Doug Tompkins founded The North Face. Kris Tompkins served as a long-time CEO of Patagonia. It seems as likely a pairing as any.
Now that the two have left the outdoor gear industry, they’ve dedicated themselves to a plethora of conservation efforts in South America. And those are all featured at a new, content-rich hub: Tompkins Conservation.
Tompkins Conservation initiatives range across a wide spectrum, from park creation to restoration, ecological agriculture to pure activism. All of it is meant to shift the globalized economy towards many place-based, local economies that reflect balanced relationships between humans and nature.
In 1991, Doug purchased the Reñihué Ranch in Chile, with the intention of setting aside 42,000 protected acres. This conservation effort grew over several years into the creation of Pumalín Park, a public-access 800,000-acre nature reserve.
In 2000, Kris founded Conservacion Patagonica, which is working to create Patagonia National Park and has purchased 200,000 acres in the Chacabuco Valley.
The Tompkins’ Conservation Land Trust, in partnership with American philanthropist Peter Buckley, purchased 208,000 acres along the Chilean coast, south of Chaiten, in 1994. The parcel expanded and by January 2005 it became the largest privately-owned land to be donated to Chile’s National Park System. Along with surrounding territory, President Ricardo Lagos designated the wilderness as Corcovado National Park. It is currently Chile’s 6th largest park at approximately 726,000 acres, and contains 86 lakes.
Conservation Land Trust has also been working on a proposed Great Iberá Park in Argentina, which would link multiple reserves together to support the region’s ecological integrity.

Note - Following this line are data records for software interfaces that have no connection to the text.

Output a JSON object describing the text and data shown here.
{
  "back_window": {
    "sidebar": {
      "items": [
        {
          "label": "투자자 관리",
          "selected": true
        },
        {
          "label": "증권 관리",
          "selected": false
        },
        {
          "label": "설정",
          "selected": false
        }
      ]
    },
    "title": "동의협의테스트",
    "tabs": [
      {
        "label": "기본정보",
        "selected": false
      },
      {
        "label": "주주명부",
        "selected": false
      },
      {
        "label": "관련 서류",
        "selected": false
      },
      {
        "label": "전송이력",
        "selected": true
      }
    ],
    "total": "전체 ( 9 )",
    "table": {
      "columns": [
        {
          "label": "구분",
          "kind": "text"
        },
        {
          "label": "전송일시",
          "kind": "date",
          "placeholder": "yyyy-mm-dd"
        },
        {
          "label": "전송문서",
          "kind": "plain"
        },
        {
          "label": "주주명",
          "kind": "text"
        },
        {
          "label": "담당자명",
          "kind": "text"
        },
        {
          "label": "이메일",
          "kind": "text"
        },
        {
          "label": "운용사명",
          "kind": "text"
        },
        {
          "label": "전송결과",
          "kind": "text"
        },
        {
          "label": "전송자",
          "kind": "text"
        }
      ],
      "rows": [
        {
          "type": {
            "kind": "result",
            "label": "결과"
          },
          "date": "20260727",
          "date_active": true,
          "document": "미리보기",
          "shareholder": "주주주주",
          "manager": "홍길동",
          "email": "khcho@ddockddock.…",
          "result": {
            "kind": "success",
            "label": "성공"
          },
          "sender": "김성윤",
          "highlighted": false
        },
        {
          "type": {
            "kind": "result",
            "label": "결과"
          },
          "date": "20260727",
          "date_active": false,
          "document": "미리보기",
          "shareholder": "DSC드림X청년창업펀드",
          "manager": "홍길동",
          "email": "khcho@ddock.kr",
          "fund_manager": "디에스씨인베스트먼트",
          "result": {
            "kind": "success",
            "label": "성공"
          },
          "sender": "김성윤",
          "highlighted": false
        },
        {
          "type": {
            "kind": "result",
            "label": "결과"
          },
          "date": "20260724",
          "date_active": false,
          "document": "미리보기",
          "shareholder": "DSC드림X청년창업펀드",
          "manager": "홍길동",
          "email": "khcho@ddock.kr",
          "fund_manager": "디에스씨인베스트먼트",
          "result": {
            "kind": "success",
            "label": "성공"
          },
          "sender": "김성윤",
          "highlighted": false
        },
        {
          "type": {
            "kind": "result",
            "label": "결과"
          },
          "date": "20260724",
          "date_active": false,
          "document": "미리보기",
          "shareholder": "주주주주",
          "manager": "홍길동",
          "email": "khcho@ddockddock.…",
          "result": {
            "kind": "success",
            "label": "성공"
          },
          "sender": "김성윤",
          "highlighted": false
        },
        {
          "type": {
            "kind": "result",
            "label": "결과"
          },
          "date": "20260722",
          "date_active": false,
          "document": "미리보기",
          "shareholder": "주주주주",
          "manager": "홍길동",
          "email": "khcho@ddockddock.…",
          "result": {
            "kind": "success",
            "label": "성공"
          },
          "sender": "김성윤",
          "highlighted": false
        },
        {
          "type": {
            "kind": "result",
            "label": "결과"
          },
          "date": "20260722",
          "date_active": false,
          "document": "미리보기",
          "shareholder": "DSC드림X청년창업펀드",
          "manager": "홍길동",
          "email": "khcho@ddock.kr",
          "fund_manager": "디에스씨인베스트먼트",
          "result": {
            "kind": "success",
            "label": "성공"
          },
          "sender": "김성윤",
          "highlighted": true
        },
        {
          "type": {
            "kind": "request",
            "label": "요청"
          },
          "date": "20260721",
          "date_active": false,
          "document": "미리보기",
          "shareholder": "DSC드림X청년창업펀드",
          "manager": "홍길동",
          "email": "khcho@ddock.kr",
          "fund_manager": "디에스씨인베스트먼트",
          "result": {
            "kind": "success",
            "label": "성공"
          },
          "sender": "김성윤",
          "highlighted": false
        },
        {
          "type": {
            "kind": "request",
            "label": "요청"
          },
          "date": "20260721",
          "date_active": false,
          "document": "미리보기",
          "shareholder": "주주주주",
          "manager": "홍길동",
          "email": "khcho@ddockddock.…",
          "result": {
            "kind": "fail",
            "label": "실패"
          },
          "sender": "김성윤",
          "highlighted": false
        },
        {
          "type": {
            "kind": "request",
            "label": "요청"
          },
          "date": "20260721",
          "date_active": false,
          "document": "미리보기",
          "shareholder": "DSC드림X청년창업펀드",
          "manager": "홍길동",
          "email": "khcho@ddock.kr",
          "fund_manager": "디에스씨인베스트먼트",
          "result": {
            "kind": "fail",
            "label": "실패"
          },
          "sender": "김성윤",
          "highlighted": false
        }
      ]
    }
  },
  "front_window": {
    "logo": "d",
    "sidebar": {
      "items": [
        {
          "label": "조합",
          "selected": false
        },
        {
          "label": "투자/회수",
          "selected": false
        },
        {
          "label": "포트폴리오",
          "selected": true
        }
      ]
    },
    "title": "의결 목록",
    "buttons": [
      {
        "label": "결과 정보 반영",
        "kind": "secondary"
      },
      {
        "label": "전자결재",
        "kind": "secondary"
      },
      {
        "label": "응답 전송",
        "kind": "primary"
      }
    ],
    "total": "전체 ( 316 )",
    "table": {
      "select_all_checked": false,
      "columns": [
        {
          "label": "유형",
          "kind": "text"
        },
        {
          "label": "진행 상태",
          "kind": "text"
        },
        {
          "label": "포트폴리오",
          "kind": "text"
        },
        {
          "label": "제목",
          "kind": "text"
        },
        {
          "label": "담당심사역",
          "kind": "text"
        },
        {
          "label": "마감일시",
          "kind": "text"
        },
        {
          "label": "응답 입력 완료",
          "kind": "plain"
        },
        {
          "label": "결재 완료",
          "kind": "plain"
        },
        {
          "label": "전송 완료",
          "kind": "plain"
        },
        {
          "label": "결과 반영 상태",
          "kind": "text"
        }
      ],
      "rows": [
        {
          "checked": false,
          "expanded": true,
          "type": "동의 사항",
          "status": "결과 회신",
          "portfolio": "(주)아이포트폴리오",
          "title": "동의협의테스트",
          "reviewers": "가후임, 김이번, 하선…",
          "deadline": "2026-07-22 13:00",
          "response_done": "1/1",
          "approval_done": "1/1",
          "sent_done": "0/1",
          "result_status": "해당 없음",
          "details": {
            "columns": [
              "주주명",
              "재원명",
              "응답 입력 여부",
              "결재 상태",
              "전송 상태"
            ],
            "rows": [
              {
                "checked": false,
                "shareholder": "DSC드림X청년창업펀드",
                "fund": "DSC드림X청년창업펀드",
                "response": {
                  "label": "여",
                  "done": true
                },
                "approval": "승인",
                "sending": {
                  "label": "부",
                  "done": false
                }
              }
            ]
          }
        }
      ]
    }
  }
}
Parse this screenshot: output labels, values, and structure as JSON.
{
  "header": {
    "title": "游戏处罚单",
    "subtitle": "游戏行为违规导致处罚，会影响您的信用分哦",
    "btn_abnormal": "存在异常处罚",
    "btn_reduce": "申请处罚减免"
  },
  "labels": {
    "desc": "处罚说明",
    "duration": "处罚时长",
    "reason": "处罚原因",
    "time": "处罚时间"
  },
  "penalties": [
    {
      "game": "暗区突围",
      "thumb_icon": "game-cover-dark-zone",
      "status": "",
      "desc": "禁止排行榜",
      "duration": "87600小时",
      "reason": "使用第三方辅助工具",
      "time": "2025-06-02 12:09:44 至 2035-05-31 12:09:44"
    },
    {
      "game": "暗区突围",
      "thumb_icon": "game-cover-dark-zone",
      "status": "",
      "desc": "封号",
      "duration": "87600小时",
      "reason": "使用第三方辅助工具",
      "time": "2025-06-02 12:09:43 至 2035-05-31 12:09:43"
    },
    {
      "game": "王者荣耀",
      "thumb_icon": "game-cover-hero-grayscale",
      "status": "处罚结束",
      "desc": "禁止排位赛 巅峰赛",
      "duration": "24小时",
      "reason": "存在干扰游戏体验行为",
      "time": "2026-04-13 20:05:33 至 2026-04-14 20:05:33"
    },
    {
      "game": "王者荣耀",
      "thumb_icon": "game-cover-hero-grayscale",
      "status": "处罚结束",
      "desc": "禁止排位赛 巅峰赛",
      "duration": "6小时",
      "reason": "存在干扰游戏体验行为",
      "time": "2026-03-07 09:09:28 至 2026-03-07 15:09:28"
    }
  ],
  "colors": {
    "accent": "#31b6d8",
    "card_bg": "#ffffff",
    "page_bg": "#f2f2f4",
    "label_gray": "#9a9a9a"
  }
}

The area abounds with ecotourism opportunities to ensure sound economic gains for the local population.
Tompkins Conservation identifies the loss of biodiversity as the greatest crisis of our time and emphasizes its undermining of the planet’s ecological health. To tackle these issues, Doug and Kris’ programs have been involved with numerous species and plant restoration projects such as reintroducing locally extinct fauna like the giant anteater, the tapir, the collared peccary, the pampas deer, the ocelote, the giant otter, and the jaguar within the proposed Great Iberá Park.
Other environmental concerns for Tompkins Conservation include the need for pure water, soil care, and investment in local, renewable energy. Agricultural programs in Chile and Argentina involve raising sheep and cattle, producing native forest honey, and growing fruit and vegetables for local consumption.
Along with writer/activist Jerry Mander, Doug established The Foundation for Deep Ecology in 1990, which is based in Sausalito, California, and supports education and advocacy for the natural world through campaigns, publications, and grants.
The Tompkins stress that beauty is intrinsic to our understanding of the natural world. Through recognizing the beauty of natural landscapes, well-designed buildings within parks and communities can be aesthetically pleasing, ecologically responsible and continually inspiring.